If it's one thing I can give the fundamentalists credit for, it's legal creativity. Increasingly, thanks to the efforts of The Gay Agenda, workplaces, colleges and schools have codes that prohibit "hate speech" and policies such as diversity training which promote inclusivity of racial, sexual minorities and women. The nerve! I mean, obviously they're discriminating against Christians! Now I do think that the conservatives should have the right to publicly disagree, up to a point. In fact, it looks like that woman's free speech rights may have been unfairly curtailed to some extent- " Malhotra said she had been reprimanded by college deans several times in the last few years for expressing conservative religious and political views."
I think diversity training can be a good thing, but it should be done carefully. It's one thing to say "Let's try to understand and be nice to gay people" it's another thing to insist homosexuality is morally ok. If your feel homosexual behavior goes against your religion, fine. But calling gays "perverts" and proclaiming that they will burn in hell is hate speech, and it may be justified for a university to prohibit it out of concern for the safety and inclusion of students.

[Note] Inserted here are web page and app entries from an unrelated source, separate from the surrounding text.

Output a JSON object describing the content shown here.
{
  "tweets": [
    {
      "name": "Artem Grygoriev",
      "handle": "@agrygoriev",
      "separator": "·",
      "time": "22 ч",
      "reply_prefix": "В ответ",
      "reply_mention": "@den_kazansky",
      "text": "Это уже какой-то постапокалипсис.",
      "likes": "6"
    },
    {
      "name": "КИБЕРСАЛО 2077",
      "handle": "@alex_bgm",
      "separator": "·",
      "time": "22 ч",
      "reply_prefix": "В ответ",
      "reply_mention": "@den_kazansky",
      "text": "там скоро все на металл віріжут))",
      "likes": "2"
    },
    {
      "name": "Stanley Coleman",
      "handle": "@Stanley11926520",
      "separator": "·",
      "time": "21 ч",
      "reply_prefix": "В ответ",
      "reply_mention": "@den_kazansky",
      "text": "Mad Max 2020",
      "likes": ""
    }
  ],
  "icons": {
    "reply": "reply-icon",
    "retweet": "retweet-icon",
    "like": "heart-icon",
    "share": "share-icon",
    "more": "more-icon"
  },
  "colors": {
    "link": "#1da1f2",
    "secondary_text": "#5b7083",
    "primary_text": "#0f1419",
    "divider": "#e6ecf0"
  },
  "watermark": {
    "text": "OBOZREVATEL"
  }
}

"By equating homosexuality with race, Baylor said, tolerance policies put conservative evangelicals in the same category as racists. He predicts the government will one day revoke the tax-exempt status of churches that preach homosexuality is sinful or that refuse to hire gays and lesbians." (or marry them for that matter) I find that absurd. But I suppose it could be quite a plausible fear for these folks. But there are religions like World Church of the Creator, that hold white supremacist positions- are they denied tax exempt status? or only if they are engaged in certain political activities.
Now personally, I'm in a different position, seeing as I go to a Christian-affiliated college. We do have pro-diversity policies that include sexual orientation, but because we are private no one can sue us for it. But I'm concerned this kind of thing could happen at the University of Minnesota- there is a group, the Maranatha Fellowship which is very active and well-funded and I can totally see them pulling something like this.
More commentary on this at Plastic.com